Cookbook authors have routines they follow to help them focus and write their manuscripts. Let’s take a look at the role of music in the manuscript development of some award-winning cookbook authors.
What’s it like to write a fully illustrated and handwritten cookbook in this day and age of food photography?
Kathryn Taylor from food blog Cookie + Kate shares her tips on writing a cookbook in advance of publication of her book Love Real Food.
Here’s another blog post from Kathryn in 2015 when her cookbook project was starting and she was in the process of testing and developing recipes.
If you’ve ever considered self-publishing your cookbook, this article sheds light on both traditional and self-publishing with some $$$ attached.
I’ve recently had a few clients who want to write a food memoir based on a trip they’ve taken, places they’ve lived, and other experiences with food. Memoirs are a different type of book. The require different treatment than traditional cookbooks. Here are two links to good articles about writing memoirs:

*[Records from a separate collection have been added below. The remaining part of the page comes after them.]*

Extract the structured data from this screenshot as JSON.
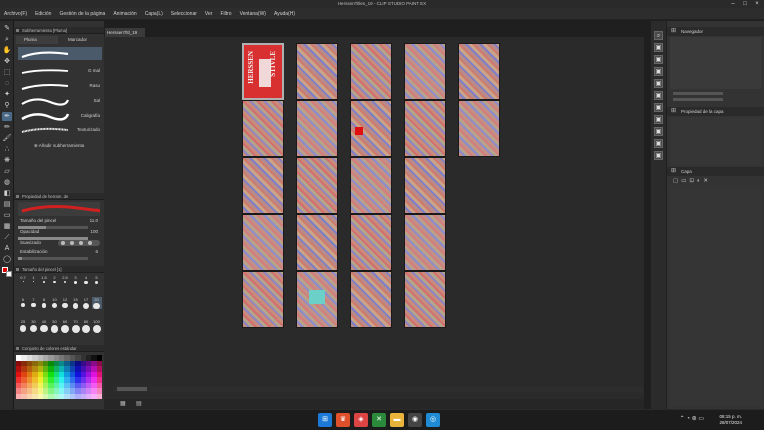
{
  "window": {
    "title": "HerssenTitles_19 - CLIP STUDIO PAINT EX"
  },
  "menu": [
    "Archivo(F)",
    "Edición",
    "Gestión de la página",
    "Animación",
    "Capa(L)",
    "Seleccionar",
    "Ver",
    "Filtro",
    "Ventana(W)",
    "Ayuda(H)"
  ],
  "left_panel": {
    "subtool_header": "Subherramienta [Pluma]",
    "tabs": [
      "Pluma",
      "Marcador"
    ],
    "brushes": [
      "",
      "G mal",
      "Rasu",
      "Sal",
      "Caligrafía",
      "Texturizado"
    ],
    "add_subtool": "Añadir subherramienta",
    "tool_props_header": "Propiedad de herram. de",
    "props": {
      "brush_size_label": "Tamaño del pincel",
      "brush_size_value": "11.0",
      "opacity_label": "Opacidad",
      "opacity_value": "100",
      "smoothing_label": "Suavizado",
      "stabilization_label": "Estabilización",
      "stabilization_value": "6"
    },
    "size_header": "Tamaño del pincel [1]",
    "sizes": [
      "0.7",
      "1",
      "1.5",
      "2",
      "2.5",
      "3",
      "4",
      "5",
      "6",
      "7",
      "8",
      "10",
      "12",
      "15",
      "17",
      "20",
      "25",
      "30",
      "40",
      "50",
      "60",
      "70",
      "80",
      "100"
    ],
    "palette_header": "Conjunto de colores estándar"
  },
  "document_tab": "HerssenTitl_19",
  "cover": {
    "line1": "HERSSEN",
    "line2": "STIVLE"
  },
  "right_panel": {
    "navigator": "Navegador",
    "layer_prop": "Propiedad de la capa",
    "layers": "Capa"
  },
  "taskbar": {
    "time": "08:15 p. m.",
    "date": "28/07/2024"
  },
  "colors": {
    "accent": "#4a6a8a",
    "cover_red": "#d83030",
    "fg_color": "#e00000",
    "bg_color": "#ffffff"
  }
}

Why Your Memoir Won’t Sell by Jane Friedman. I like almost all the advice Jane gives and this provides so great tips for those who want to write a memoir.

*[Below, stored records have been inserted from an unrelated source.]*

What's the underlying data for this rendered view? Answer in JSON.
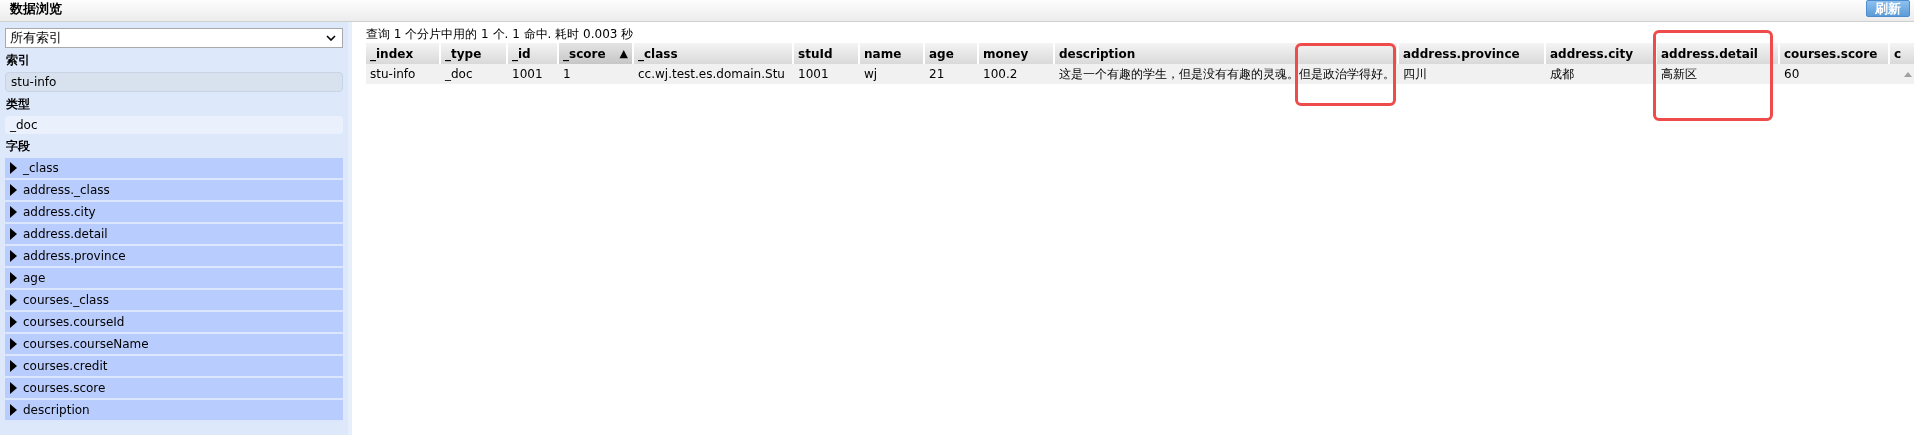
{
  "header": {
    "title": "数据浏览",
    "refresh_button": "刷新"
  },
  "sidebar": {
    "index_select": {
      "value": "所有索引"
    },
    "sections": [
      {
        "kind": "list",
        "heading": "索引",
        "items": [
          {
            "label": "stu-info",
            "selected": true
          }
        ]
      },
      {
        "kind": "list",
        "heading": "类型",
        "items": [
          {
            "label": "_doc",
            "selected": false
          }
        ]
      },
      {
        "kind": "fields",
        "heading": "字段",
        "items": [
          {
            "label": "_class",
            "expanded": false
          },
          {
            "label": "address._class",
            "expanded": false
          },
          {
            "label": "address.city",
            "expanded": false
          },
          {
            "label": "address.detail",
            "expanded": false
          },
          {
            "label": "address.province",
            "expanded": false
          },
          {
            "label": "age",
            "expanded": false
          },
          {
            "label": "courses._class",
            "expanded": false
          },
          {
            "label": "courses.courseId",
            "expanded": false
          },
          {
            "label": "courses.courseName",
            "expanded": false
          },
          {
            "label": "courses.credit",
            "expanded": false
          },
          {
            "label": "courses.score",
            "expanded": false
          },
          {
            "label": "description",
            "expanded": false
          }
        ]
      }
    ]
  },
  "results": {
    "summary": "查询 1 个分片中用的 1 个. 1 命中. 耗时 0.003 秒",
    "table": {
      "columns": [
        {
          "label": "_index",
          "sorted": false
        },
        {
          "label": "_type",
          "sorted": false
        },
        {
          "label": "_id",
          "sorted": false
        },
        {
          "label": "_score",
          "sorted": true,
          "sort_indicator": "▲"
        },
        {
          "label": "_class",
          "sorted": false
        },
        {
          "label": "stuId",
          "sorted": false
        },
        {
          "label": "name",
          "sorted": false
        },
        {
          "label": "age",
          "sorted": false
        },
        {
          "label": "money",
          "sorted": false
        },
        {
          "label": "description",
          "sorted": false
        },
        {
          "label": "address.province",
          "sorted": false
        },
        {
          "label": "address.city",
          "sorted": false
        },
        {
          "label": "address.detail",
          "sorted": false
        },
        {
          "label": "courses.score",
          "sorted": false
        },
        {
          "label": "c",
          "sorted": false
        }
      ],
      "rows": [
        [
          "stu-info",
          "_doc",
          "1001",
          "1",
          "cc.wj.test.es.domain.Stu",
          "1001",
          "wj",
          "21",
          "100.2",
          "这是一个有趣的学生，但是没有有趣的灵魂。但是政治学得好。",
          "四川",
          "成都",
          "高新区",
          "60",
          ""
        ]
      ]
    }
  }
}
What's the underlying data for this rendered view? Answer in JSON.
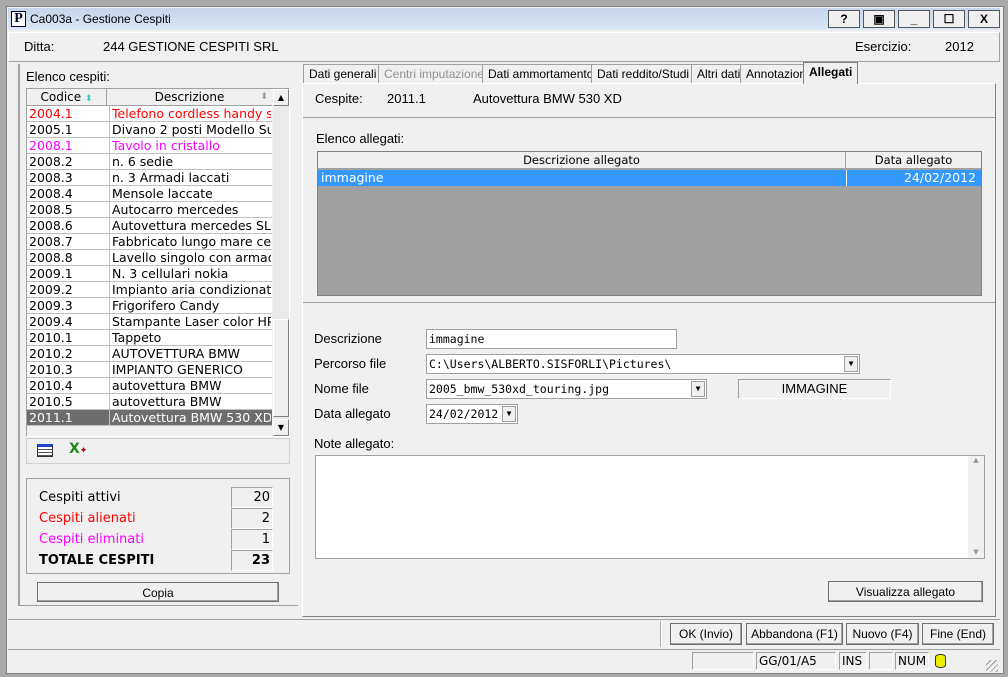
{
  "window": {
    "title": "Ca003a - Gestione Cespiti",
    "app_icon": "P",
    "buttons": [
      "help",
      "restore-small",
      "minimize",
      "maximize",
      "close"
    ]
  },
  "header": {
    "ditta_label": "Ditta:",
    "ditta_value": "244  GESTIONE CESPITI SRL",
    "esercizio_label": "Esercizio:",
    "esercizio_value": "2012"
  },
  "left": {
    "list_title": "Elenco cespiti:",
    "columns": [
      "Codice",
      "Descrizione"
    ],
    "rows": [
      {
        "code": "2004.1",
        "desc": "Telefono cordless handy s",
        "color": "#ff0000"
      },
      {
        "code": "2005.1",
        "desc": "Divano 2 posti Modello Su",
        "color": "#000000"
      },
      {
        "code": "2008.1",
        "desc": "Tavolo in cristallo",
        "color": "#ff00ff"
      },
      {
        "code": "2008.2",
        "desc": "n. 6 sedie",
        "color": "#000000"
      },
      {
        "code": "2008.3",
        "desc": "n. 3 Armadi laccati",
        "color": "#000000"
      },
      {
        "code": "2008.4",
        "desc": "Mensole laccate",
        "color": "#000000"
      },
      {
        "code": "2008.5",
        "desc": "Autocarro mercedes",
        "color": "#000000"
      },
      {
        "code": "2008.6",
        "desc": "Autovettura mercedes SL",
        "color": "#000000"
      },
      {
        "code": "2008.7",
        "desc": "Fabbricato lungo mare ce",
        "color": "#000000"
      },
      {
        "code": "2008.8",
        "desc": "Lavello singolo con armad",
        "color": "#000000"
      },
      {
        "code": "2009.1",
        "desc": "N. 3 cellulari nokia",
        "color": "#000000"
      },
      {
        "code": "2009.2",
        "desc": "Impianto aria condizionat",
        "color": "#000000"
      },
      {
        "code": "2009.3",
        "desc": "Frigorifero Candy",
        "color": "#000000"
      },
      {
        "code": "2009.4",
        "desc": "Stampante Laser color HP",
        "color": "#000000"
      },
      {
        "code": "2010.1",
        "desc": "Tappeto",
        "color": "#000000"
      },
      {
        "code": "2010.2",
        "desc": "AUTOVETTURA BMW",
        "color": "#000000"
      },
      {
        "code": "2010.3",
        "desc": "IMPIANTO GENERICO",
        "color": "#000000"
      },
      {
        "code": "2010.4",
        "desc": "autovettura BMW",
        "color": "#000000"
      },
      {
        "code": "2010.5",
        "desc": "autovettura BMW",
        "color": "#000000"
      },
      {
        "code": "2011.1",
        "desc": "Autovettura BMW 530 XD",
        "color": "#ffffff",
        "selected": true
      }
    ],
    "toolbar_icons": [
      "grid-view-icon",
      "excel-export-icon"
    ],
    "totals": [
      {
        "label": "Cespiti attivi",
        "value": "20",
        "color": "#000000"
      },
      {
        "label": "Cespiti alienati",
        "value": "2",
        "color": "#ff0000"
      },
      {
        "label": "Cespiti eliminati",
        "value": "1",
        "color": "#ff00ff"
      },
      {
        "label": "TOTALE CESPITI",
        "value": "23",
        "color": "#000000",
        "bold": true
      }
    ],
    "copy_button": "Copia"
  },
  "tabs": [
    {
      "label": "Dati generali"
    },
    {
      "label": "Centri imputazione",
      "disabled": true
    },
    {
      "label": "Dati ammortamento"
    },
    {
      "label": "Dati reddito/Studi"
    },
    {
      "label": "Altri dati"
    },
    {
      "label": "Annotazioni"
    },
    {
      "label": "Allegati",
      "active": true
    }
  ],
  "allegati": {
    "cespite_label": "Cespite:",
    "cespite_code": "2011.1",
    "cespite_desc": "Autovettura BMW 530 XD",
    "list_title": "Elenco allegati:",
    "columns": [
      "Descrizione allegato",
      "Data allegato"
    ],
    "rows": [
      {
        "desc": "immagine",
        "date": "24/02/2012",
        "selected": true
      }
    ],
    "form": {
      "descrizione_label": "Descrizione",
      "descrizione_value": "immagine",
      "percorso_label": "Percorso file",
      "percorso_value": "C:\\Users\\ALBERTO.SISFORLI\\Pictures\\",
      "nome_label": "Nome file",
      "nome_value": "2005_bmw_530xd_touring.jpg",
      "tipo_value": "IMMAGINE",
      "data_label": "Data allegato",
      "data_value": "24/02/2012",
      "note_label": "Note allegato:",
      "note_value": ""
    },
    "view_button": "Visualizza allegato"
  },
  "footer": {
    "buttons": [
      "OK (Invio)",
      "Abbandona (F1)",
      "Nuovo (F4)",
      "Fine (End)"
    ]
  },
  "status": {
    "field1": "",
    "mode": "GG/01/A5",
    "ins": "INS",
    "field4": "",
    "num": "NUM"
  },
  "colors": {
    "selection": "#3399ff",
    "list_selected": "#6d6d6d",
    "grid_bg": "#a0a0a0"
  }
}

Roundtable discussion about writing memoirs with five literary agents. Jane refers to this article in her blog post, and even though it was from 2010 it’s full of great information.

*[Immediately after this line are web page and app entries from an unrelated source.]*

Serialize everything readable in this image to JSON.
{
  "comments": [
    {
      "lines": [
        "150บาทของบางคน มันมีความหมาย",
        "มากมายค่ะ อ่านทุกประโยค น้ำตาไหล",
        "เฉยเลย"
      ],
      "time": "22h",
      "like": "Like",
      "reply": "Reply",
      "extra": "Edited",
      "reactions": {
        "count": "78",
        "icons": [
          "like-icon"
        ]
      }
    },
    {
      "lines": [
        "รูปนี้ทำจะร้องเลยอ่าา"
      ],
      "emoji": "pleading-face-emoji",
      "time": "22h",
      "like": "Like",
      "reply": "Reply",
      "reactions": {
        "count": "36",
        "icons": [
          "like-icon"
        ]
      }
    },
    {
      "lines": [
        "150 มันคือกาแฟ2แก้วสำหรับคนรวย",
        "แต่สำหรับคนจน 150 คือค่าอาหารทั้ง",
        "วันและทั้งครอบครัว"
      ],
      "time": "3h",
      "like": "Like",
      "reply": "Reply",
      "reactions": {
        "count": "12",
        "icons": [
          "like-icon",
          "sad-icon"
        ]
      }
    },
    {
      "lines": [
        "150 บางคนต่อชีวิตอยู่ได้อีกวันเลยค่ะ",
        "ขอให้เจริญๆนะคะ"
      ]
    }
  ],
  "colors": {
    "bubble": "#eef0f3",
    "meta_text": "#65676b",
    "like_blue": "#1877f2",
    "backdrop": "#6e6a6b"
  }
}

When my clients started asking about writing food memoirs, I made a connection with four editors at traditional publishing houses (2 mid-size traditional publishers, 2 NYC large, traditional publishers.) Here is a link to my blog post with their answers to my question, “Do you recommend that my client(s) submit a manuscript for a memoir, or write a manuscript or write a book proposal?”
Cookbook author, editor, and Culinary Dietitian Maggie Green coaches aspiring cookbook authors during the pre-publication phase of writing a cookbook. If you want to write a cookbook, and wonder if you’re ready, download her 11-point checklist Am I Ready to Write a Cookbook?